[Interface dataset entries]
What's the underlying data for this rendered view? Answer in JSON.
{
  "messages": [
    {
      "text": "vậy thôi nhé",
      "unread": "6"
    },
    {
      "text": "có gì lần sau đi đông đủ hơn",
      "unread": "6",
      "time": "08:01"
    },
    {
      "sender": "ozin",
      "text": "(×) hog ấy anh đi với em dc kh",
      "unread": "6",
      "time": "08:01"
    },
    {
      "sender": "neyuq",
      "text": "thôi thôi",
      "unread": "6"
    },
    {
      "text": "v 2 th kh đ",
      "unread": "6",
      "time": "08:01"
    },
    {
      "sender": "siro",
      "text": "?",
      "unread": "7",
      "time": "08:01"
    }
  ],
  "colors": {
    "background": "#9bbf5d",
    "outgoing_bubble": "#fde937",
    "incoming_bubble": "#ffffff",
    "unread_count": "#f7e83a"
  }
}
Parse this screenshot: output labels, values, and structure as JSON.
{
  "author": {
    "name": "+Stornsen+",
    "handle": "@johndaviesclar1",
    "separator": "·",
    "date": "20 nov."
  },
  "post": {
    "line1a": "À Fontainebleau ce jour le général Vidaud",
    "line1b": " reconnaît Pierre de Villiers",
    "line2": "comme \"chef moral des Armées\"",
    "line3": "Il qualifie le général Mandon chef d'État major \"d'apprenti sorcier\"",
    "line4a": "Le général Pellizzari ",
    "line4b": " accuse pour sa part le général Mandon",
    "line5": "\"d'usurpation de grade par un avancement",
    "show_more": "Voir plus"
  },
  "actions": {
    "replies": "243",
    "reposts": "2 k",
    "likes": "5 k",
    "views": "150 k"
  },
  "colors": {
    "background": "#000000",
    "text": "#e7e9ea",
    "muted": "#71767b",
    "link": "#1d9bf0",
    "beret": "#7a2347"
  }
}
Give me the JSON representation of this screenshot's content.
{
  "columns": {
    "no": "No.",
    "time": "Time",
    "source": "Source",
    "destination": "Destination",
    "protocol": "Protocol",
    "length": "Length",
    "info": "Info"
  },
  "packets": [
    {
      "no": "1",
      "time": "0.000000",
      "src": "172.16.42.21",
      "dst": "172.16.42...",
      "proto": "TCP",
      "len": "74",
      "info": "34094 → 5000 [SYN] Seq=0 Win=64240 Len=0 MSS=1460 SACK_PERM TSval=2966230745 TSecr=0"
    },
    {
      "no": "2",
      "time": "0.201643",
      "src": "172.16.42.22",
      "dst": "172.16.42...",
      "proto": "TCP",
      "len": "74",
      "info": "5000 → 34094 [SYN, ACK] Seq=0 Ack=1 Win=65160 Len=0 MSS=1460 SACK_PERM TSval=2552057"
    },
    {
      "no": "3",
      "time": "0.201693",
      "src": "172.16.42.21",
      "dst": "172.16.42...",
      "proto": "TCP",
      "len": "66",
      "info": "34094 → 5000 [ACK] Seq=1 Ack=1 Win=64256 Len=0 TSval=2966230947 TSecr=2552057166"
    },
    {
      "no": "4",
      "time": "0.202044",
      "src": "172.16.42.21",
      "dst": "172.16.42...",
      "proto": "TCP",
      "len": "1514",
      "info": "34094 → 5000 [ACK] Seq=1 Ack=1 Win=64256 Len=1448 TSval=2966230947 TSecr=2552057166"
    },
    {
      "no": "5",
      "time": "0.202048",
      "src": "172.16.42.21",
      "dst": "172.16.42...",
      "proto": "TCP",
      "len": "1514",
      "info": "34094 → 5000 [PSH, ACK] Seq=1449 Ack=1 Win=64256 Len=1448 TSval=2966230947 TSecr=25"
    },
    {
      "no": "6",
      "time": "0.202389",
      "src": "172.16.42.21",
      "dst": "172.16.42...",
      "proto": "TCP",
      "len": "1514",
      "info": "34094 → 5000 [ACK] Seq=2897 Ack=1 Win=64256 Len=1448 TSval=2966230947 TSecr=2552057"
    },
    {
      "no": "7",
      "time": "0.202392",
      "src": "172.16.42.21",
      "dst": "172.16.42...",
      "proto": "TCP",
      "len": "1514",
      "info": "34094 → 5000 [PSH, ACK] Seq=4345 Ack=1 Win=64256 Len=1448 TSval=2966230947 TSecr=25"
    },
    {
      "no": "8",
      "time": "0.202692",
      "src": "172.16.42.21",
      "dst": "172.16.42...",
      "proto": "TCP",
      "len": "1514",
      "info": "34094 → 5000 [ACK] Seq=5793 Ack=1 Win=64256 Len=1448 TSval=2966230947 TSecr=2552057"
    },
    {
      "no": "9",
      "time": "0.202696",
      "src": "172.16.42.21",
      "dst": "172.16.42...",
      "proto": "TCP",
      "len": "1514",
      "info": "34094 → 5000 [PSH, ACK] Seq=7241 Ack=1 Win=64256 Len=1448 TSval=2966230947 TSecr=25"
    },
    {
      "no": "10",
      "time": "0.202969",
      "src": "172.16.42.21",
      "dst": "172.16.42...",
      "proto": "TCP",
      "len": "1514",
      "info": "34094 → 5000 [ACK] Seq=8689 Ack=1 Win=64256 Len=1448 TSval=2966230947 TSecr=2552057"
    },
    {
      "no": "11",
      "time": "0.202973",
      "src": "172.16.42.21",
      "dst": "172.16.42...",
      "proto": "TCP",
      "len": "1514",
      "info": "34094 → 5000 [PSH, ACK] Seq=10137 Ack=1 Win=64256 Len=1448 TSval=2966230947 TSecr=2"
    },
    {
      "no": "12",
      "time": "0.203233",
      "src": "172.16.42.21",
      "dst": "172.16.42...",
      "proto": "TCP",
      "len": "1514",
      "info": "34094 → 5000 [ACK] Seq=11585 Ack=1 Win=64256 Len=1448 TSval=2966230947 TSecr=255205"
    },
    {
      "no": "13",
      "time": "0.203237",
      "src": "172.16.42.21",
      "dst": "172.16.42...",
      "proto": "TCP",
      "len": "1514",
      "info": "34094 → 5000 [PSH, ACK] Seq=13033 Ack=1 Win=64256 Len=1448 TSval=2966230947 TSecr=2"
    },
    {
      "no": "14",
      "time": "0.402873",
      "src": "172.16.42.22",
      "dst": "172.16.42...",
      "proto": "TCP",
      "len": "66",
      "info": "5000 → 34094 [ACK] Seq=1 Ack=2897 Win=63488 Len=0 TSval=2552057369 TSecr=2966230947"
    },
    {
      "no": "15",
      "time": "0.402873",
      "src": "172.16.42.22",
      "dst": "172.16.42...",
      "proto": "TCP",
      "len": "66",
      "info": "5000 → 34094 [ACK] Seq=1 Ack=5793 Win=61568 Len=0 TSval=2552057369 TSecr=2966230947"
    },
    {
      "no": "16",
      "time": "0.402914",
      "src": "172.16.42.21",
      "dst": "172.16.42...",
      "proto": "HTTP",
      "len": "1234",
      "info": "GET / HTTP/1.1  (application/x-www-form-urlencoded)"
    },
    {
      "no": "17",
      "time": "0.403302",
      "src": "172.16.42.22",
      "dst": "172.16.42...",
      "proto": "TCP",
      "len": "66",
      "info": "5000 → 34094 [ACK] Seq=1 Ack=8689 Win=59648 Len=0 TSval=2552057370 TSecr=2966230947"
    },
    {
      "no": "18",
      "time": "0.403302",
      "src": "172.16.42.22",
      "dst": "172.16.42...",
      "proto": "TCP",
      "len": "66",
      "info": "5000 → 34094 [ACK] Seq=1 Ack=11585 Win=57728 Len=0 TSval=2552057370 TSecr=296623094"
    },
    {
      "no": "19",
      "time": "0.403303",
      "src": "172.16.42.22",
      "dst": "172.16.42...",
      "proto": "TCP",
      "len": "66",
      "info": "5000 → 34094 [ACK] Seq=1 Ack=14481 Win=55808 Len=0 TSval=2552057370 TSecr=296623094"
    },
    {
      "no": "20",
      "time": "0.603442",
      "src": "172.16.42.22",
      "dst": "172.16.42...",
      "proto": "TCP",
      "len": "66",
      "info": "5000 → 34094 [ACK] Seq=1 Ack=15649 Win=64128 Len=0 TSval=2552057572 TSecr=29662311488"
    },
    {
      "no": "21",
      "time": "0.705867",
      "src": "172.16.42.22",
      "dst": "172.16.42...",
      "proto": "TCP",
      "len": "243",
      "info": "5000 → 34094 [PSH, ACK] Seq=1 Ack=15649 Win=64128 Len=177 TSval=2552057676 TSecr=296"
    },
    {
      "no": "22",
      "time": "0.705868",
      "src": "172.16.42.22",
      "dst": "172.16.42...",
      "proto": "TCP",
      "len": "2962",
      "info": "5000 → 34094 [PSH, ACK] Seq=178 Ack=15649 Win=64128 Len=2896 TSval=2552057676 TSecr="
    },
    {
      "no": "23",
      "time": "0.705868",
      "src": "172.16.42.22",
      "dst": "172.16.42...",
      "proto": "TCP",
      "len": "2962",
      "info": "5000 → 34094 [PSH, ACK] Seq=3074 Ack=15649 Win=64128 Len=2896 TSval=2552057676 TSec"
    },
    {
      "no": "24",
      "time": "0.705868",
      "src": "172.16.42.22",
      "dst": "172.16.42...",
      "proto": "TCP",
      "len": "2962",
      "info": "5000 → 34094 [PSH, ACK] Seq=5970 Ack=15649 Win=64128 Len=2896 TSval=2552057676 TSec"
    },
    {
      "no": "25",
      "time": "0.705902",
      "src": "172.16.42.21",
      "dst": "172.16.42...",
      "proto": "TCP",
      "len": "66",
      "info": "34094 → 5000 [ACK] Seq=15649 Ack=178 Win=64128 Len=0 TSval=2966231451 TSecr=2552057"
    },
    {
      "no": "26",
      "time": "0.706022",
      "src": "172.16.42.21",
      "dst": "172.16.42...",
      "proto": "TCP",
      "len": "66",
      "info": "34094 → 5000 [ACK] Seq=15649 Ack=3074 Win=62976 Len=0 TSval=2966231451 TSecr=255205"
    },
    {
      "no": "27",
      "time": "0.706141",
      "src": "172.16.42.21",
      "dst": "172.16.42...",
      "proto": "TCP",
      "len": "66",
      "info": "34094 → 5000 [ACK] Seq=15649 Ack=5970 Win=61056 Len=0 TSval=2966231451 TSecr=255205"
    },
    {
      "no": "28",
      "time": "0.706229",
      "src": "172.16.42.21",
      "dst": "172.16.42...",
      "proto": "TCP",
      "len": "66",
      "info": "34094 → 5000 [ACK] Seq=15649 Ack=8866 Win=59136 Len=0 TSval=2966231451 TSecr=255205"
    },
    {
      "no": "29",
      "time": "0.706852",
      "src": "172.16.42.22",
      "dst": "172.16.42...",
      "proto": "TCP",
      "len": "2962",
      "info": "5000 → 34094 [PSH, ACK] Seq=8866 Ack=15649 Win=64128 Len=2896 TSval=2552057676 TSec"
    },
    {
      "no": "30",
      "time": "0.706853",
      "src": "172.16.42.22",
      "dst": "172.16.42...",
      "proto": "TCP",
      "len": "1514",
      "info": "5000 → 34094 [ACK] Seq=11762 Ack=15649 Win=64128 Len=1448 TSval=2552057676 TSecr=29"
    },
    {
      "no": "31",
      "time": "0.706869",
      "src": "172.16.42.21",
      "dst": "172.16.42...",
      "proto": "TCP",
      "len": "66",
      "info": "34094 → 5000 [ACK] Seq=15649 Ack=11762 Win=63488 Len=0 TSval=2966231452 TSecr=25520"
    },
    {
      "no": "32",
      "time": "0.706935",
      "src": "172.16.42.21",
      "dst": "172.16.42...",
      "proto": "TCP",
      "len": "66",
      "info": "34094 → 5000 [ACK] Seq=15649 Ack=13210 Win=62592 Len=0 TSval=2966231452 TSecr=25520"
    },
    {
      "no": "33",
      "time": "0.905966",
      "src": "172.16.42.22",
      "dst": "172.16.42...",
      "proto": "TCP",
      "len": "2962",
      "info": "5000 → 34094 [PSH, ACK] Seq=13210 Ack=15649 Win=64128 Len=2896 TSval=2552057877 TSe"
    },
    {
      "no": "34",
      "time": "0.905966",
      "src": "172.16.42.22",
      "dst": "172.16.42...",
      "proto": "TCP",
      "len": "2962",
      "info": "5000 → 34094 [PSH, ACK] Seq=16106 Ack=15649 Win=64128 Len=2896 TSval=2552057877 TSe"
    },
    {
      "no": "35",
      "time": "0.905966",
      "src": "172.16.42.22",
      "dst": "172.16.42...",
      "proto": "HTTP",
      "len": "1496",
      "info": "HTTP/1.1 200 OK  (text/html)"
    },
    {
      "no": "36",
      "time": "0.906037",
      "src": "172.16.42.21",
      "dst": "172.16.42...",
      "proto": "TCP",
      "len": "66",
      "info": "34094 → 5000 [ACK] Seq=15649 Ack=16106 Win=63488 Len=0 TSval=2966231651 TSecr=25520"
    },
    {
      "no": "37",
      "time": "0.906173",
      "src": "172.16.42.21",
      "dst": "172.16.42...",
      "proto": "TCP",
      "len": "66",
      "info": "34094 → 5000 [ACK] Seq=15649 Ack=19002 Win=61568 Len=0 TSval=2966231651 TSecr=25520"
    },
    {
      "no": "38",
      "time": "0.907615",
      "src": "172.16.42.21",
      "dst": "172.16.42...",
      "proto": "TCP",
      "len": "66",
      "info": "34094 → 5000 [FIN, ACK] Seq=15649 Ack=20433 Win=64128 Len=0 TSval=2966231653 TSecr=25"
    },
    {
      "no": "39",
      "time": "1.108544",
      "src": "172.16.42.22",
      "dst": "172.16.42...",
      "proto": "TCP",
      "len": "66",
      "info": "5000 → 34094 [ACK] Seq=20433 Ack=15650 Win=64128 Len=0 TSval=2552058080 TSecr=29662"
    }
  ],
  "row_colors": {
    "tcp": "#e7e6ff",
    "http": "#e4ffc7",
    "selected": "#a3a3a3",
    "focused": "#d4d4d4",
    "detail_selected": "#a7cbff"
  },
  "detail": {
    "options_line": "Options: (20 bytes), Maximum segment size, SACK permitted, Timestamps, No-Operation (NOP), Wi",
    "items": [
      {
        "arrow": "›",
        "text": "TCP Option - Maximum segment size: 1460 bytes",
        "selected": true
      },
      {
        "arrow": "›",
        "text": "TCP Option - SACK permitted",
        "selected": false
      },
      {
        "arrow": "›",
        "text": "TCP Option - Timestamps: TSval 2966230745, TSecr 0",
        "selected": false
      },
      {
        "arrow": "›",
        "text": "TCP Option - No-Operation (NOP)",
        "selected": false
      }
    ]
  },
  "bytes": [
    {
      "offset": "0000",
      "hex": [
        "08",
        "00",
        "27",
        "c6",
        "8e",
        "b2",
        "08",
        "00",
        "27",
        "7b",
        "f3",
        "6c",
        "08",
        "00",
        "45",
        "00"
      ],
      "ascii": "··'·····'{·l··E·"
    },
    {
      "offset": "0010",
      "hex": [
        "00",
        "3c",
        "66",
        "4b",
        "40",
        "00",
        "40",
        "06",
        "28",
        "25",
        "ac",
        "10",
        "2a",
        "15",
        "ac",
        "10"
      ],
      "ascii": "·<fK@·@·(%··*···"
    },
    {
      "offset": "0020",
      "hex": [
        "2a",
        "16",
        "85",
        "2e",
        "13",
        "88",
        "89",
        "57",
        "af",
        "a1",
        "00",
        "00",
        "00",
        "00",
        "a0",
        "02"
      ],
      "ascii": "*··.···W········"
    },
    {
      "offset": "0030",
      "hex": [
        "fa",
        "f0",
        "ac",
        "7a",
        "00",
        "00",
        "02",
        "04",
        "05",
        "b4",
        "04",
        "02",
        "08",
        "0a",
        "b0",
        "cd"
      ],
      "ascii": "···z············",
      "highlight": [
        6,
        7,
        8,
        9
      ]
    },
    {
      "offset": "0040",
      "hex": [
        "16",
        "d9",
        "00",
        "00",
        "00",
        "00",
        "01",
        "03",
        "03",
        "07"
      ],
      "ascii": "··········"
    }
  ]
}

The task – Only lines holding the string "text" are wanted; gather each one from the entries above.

Task response –
      "text": "vậy thôi nhé",
      "text": "có gì lần sau đi đông đủ hơn",
      "text": "(×) hog ấy anh đi với em dc kh",
      "text": "thôi thôi",
      "text": "v 2 th kh đ",
      "text": "?",
    "text": "#e7e9ea",
      "info": "HTTP/1.1 200 OK  (text/html)"
        "text": "TCP Option - Maximum segment size: 1460 bytes",
        "text": "TCP Option - SACK permitted",
        "text": "TCP Option - Timestamps: TSval 2966230745, TSecr 0",
        "text": "TCP Option - No-Operation (NOP)",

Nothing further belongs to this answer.